In the Fifties, Sixties and Seventies there was so much work for drummers in London that all of the guys in the photograph above were kept busy seven days a week. Don said, "Kenny Clark did a lot of work, but he couldn't do it all.".
Here is an example of a full day from Don Lawson's diary. Up at 6am. Recording session for a Kellogs commercial 8am to 9am. Recording an album of Pub Piano music with Mrs Mills 10am to 1pm. Afternoon - Blue Peter. Evening - "Godspell" (with David Essex) in a West End Theatre. Midnight - Cabaret with a Drag Artist. In one thirteen month period Don had just the two Christmas days off. Jack Peach's diaries were along the same lines.
With so many phone calls and so much work, these drummers relied on each other to 'dep' or deputise for odd evenings or one off engagements when they were already booked. Don said "Bobby Orr came up with a good expression, 'We are all everybody's dep'". That is how, while Andy White was Marlene Deitrich's regular drummer, on several occasions Jack Peach deputised for him.
This is a story typical of Jack Peach, related to me by his daughter Jayne. Jack sailed six weeks on a boat to Australia to back Marlene Deitrich. At the rehearsals she asked him if he was fit to back her. Jack replied " I am a better f*****g player than you are a singer love." and he got the next boat home. This really was typical of Jack who had or, I should say, operated a tough exterior to discourage the idiots. After you have been in the business for a while you observe there are plenty of them about. Jack was well known for his Gruff exterior but when you got to know him he was a very intelligent and deeply caring person. Humble and true to his Lancashire roots. I loved Jack and writing this has reminded me how much I miss him and I am sure that goes for everyone who knew him.

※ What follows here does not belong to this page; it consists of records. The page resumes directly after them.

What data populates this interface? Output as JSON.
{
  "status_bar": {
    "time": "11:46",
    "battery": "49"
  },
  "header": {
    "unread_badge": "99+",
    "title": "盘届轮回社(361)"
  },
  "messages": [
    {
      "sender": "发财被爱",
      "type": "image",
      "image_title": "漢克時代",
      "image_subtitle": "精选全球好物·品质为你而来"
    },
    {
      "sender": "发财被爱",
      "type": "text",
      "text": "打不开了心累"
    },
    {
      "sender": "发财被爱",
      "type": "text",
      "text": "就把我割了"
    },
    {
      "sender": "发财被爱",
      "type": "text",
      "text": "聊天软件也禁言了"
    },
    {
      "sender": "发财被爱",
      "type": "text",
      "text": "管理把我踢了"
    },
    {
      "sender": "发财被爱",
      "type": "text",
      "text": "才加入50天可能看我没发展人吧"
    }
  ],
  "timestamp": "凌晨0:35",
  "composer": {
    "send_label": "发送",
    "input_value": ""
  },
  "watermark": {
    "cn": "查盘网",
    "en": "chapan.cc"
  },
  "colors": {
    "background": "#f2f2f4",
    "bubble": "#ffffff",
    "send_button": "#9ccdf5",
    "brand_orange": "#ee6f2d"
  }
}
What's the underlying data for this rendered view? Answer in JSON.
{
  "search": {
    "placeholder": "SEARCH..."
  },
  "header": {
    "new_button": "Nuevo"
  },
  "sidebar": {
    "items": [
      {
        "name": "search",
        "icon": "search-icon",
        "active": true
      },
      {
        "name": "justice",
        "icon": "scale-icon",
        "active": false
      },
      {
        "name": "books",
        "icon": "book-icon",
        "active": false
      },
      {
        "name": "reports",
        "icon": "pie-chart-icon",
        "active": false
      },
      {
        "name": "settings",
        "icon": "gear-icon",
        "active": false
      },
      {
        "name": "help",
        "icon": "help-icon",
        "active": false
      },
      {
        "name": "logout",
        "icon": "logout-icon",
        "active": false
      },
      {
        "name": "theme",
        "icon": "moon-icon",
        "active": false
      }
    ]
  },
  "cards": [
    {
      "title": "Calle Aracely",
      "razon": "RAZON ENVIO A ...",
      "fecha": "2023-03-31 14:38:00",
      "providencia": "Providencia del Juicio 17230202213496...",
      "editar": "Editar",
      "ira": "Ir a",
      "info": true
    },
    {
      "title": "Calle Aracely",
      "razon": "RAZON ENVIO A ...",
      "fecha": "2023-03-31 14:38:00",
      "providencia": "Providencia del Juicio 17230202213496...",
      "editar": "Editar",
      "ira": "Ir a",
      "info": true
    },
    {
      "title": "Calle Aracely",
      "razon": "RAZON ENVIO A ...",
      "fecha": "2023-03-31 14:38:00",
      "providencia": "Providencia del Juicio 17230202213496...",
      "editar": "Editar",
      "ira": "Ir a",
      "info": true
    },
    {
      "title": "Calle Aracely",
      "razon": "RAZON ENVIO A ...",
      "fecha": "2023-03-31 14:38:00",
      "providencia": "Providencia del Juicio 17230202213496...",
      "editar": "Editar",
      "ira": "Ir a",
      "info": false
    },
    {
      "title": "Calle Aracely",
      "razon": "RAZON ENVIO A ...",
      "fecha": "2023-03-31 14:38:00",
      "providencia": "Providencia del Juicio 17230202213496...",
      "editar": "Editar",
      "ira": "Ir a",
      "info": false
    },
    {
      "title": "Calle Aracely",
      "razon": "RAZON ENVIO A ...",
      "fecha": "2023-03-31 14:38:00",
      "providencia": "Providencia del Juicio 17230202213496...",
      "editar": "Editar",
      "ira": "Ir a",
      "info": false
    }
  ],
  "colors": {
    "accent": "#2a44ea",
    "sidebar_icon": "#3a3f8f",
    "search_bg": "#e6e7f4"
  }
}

Jack and his dog "Nelson". Taken at Rye Harbour where Jack moored his Fishing Boat following his shortlived 'Retirement'